Language use and symbols: Under the Ohrid Agreement Macedonian remains the country's official language, but any other language spoken by at least twenty per cent of the population has been declared an official language that can be used for personal documents, civil and criminal proceedings, by municipal institutions and in communication between citizens and the central government. Albanian MPs can also use Albanian in the Parliament. A law passed in 2005 allows for the Albanian flag to be flown on public buildings in municipalities with an Albanian majority. According to a constitutional court ruling in 2007, the Albanian flag can only be flown on certain holidays, but this has been largely ignored, both by Albanian mayors (who still fly the Albanian flag on a daily basis) and by central government institutions (who tolerate it).

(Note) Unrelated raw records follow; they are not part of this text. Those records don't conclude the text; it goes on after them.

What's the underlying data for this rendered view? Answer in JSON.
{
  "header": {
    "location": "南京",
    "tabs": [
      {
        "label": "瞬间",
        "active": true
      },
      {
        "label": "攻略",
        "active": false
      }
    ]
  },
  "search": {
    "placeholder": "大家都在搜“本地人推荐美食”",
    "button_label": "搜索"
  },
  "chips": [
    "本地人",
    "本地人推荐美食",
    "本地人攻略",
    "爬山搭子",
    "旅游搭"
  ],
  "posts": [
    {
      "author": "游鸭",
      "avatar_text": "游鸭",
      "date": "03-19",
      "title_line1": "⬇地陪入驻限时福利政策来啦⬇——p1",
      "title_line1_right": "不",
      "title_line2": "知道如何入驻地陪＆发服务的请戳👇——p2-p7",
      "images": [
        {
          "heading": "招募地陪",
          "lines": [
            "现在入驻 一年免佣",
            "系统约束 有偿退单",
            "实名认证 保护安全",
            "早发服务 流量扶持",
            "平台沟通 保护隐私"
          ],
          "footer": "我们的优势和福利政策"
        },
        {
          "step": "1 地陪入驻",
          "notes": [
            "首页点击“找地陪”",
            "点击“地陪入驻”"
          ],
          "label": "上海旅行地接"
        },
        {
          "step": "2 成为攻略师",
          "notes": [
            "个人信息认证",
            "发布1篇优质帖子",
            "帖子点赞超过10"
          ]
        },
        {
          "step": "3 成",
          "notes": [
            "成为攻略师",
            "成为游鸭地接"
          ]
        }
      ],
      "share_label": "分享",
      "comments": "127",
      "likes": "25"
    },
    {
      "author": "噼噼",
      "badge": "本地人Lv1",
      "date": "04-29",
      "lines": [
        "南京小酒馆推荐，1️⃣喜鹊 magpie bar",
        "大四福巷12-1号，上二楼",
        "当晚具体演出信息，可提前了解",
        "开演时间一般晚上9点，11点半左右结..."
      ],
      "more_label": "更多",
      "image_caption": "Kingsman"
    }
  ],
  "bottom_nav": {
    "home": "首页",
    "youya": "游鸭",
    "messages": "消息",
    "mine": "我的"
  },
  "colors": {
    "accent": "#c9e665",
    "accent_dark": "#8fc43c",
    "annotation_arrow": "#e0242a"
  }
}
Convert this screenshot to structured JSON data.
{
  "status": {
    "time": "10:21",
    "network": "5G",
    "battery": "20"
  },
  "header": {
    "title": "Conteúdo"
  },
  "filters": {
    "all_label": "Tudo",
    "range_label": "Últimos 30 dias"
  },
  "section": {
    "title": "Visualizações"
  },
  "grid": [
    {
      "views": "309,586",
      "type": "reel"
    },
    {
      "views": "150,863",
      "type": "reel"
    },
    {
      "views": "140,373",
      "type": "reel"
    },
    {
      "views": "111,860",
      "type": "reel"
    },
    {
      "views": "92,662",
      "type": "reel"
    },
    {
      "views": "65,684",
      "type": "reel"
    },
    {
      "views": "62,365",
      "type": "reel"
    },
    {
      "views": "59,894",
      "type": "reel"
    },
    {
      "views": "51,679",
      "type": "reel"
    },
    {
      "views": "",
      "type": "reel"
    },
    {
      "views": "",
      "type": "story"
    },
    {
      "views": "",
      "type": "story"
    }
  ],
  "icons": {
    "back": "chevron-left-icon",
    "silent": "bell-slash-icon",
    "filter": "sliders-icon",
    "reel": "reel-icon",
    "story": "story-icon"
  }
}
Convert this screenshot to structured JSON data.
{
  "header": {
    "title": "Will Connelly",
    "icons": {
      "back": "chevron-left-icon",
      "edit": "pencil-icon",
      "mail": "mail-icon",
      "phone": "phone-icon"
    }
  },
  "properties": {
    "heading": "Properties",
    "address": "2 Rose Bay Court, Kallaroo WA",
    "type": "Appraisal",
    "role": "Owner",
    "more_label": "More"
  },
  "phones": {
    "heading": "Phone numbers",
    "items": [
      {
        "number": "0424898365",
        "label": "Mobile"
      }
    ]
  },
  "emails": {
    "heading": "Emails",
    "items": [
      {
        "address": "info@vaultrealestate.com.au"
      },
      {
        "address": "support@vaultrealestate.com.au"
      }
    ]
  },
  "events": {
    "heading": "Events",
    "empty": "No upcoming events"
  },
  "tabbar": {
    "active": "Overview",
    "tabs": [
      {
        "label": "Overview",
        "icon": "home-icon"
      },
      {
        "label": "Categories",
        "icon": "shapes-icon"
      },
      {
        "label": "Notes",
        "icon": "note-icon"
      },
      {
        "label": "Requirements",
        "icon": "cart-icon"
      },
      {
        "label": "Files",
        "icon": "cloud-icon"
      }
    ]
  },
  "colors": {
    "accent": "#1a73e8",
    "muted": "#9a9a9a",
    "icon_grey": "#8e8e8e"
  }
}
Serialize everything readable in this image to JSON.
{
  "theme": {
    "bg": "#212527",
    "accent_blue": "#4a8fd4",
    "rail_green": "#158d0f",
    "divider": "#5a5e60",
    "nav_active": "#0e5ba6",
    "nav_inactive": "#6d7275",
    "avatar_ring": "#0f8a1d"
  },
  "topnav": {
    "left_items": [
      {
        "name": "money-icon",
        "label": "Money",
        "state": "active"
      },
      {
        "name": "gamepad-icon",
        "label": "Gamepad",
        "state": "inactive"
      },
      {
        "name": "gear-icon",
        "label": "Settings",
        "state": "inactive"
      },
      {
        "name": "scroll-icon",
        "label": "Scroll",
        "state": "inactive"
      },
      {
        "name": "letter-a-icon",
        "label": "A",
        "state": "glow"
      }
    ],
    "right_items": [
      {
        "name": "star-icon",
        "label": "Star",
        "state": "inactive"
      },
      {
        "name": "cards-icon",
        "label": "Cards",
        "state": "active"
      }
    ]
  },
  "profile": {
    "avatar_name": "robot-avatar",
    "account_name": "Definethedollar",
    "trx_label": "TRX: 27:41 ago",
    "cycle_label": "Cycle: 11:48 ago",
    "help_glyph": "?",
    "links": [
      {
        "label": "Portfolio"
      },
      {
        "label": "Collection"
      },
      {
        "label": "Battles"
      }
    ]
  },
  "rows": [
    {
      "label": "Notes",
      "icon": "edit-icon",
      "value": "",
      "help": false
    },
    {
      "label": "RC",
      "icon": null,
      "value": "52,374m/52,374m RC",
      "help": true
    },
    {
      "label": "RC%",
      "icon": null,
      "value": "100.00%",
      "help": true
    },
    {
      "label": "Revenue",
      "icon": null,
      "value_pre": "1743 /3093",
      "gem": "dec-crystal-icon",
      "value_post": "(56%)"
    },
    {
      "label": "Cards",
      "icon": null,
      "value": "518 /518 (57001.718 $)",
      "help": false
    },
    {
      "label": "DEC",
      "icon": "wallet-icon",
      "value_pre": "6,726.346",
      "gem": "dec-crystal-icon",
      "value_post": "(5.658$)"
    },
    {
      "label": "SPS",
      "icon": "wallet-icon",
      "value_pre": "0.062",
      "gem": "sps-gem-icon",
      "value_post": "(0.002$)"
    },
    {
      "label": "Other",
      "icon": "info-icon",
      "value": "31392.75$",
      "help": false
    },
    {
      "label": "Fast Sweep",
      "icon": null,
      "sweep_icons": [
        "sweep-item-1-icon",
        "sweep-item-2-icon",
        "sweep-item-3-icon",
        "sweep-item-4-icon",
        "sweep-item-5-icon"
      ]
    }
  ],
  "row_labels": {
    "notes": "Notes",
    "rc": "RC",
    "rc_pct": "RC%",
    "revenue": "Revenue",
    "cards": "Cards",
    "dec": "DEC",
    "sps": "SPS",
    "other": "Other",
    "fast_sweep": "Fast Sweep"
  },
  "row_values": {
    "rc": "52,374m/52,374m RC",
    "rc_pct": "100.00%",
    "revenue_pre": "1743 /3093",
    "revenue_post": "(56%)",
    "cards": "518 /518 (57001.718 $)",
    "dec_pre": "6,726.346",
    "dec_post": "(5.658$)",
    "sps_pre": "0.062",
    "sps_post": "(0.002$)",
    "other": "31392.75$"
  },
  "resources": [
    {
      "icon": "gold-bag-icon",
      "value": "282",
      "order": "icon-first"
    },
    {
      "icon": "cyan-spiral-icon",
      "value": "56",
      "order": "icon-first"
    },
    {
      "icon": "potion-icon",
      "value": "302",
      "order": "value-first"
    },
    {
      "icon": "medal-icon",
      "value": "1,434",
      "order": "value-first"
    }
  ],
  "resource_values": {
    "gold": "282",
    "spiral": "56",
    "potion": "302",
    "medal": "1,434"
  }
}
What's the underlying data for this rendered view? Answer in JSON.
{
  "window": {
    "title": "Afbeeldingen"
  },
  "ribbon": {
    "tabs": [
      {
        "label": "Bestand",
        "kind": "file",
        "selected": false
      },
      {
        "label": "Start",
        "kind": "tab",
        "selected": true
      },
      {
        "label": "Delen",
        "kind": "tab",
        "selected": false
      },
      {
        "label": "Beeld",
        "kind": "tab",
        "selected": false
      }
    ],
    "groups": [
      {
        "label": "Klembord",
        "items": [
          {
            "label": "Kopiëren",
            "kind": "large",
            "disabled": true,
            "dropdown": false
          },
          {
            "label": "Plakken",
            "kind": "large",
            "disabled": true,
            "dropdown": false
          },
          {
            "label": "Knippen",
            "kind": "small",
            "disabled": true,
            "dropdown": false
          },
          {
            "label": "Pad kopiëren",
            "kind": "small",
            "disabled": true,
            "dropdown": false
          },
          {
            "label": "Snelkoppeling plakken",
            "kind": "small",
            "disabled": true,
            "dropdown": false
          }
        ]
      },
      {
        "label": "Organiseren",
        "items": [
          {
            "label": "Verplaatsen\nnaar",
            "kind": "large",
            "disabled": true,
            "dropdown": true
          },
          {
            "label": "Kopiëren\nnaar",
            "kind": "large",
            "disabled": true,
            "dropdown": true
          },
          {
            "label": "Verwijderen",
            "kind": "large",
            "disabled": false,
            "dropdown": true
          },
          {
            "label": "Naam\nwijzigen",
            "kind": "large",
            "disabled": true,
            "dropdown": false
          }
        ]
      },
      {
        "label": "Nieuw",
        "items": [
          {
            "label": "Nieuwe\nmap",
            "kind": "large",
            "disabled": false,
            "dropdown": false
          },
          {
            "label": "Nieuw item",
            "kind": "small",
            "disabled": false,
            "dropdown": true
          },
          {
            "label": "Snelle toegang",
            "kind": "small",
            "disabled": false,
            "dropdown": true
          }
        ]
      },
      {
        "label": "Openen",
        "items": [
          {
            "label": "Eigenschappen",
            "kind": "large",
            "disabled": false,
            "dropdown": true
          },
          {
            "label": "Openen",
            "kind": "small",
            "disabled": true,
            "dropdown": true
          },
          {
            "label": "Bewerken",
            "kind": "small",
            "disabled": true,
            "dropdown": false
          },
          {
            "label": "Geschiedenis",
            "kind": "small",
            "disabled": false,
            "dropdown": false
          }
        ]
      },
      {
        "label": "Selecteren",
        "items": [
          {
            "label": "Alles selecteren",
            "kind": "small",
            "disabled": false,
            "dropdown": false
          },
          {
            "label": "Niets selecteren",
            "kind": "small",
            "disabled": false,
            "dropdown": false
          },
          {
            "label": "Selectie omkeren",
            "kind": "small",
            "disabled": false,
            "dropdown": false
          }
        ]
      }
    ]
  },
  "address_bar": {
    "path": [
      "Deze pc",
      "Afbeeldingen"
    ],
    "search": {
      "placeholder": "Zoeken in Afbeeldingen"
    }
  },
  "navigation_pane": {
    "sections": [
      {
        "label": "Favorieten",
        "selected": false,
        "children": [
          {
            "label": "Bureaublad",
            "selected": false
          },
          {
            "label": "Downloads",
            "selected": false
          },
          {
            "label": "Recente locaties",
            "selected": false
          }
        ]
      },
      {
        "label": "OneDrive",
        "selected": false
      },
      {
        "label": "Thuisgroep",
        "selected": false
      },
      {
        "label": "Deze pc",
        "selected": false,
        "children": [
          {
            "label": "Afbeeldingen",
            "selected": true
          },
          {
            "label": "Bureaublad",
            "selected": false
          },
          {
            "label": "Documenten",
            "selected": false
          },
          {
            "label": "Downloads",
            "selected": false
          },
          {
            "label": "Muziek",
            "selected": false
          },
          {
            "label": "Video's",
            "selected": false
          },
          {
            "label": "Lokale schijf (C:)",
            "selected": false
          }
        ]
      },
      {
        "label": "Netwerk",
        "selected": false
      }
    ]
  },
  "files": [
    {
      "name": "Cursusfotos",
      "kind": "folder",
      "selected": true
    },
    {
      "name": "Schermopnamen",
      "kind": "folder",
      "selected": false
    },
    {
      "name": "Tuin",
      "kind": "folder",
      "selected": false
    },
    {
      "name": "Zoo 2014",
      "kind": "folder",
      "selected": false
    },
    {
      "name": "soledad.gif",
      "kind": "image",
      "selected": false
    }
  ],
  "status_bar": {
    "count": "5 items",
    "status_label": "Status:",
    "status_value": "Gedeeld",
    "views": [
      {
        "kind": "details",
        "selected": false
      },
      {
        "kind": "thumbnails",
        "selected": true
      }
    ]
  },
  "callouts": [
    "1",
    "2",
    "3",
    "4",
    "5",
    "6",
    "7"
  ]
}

The level of implementation of the Ohrid Agreement was one of the key reasons why France and other sceptics eventually agreed to grant Macedonia membership status at the end of 2005, only four years after the conflict had ended.

Importantly, those who had previously taken up arms also acknowledge the successful implementation of the agreement. Speaking on the seventh anniversary of the signing of the Ohrid Agreement, former rebel leader Ali Ahmeti said:

"I think the greatest triumph for the Macedonian and Albanian nations is that with [the] Ohrid agreement all feel Macedonia as their state and loyal to it. I think matters are going properly and much good work has been done."[6]

Nikola Gruevski, the current prime minister and in a coalition with Ahmeti's party, told ESI already in 2008:

"This agreement was a compromise. The other side also was not satisfied. They had asked for a lot more to be done. The Macedonian side was not fully satisfied. But when you sign, it is signed and you have to implement it. And now we are implementing this."

Javier Solana sums it up very well when – asked in an interview to look back at 2001 – he said:

"In 2001, we were talking about being at the brink of a catastrophe; and now, in 2008, we are talking about being a candidate for the European Union. This is a great success."


[1] Jovanovski V. and L Dulovi, "A new battlefield: The struggle to ratify the Ohrid Agreement", in Institute for War and Peace Reporting (IWPR), Ohrid and Beyond: A Cross-ethnic Investigation into the Macedonian Crisis, IWPR, 2002, pp. 59-72, p. 68.

[2] Republic of Macedonia, "Answers to the EC questionnaire – Political criteria", Skopje, 14 February 2005, p. 396.

[3] Republic of Macedonia, "Answers to the EC questionnaire – Political criteria", Skopje, 14 February 2005, pp. 403f.

[4] Republic of Macedonia, "Answers to the EC questionnaire – Political criteria", Skopje, 14 February 2005, pp. 406f.

[5] Republic of Macedonia, "Answers to the EC questionnaire – Political criteria", Skopje, 14 February 2005, p. 402.

[6] Alsat, "DUI leader Ahmeti says Ohrid agreement toward implementation", 14 August 2008, available at, accessed 29 October 2010.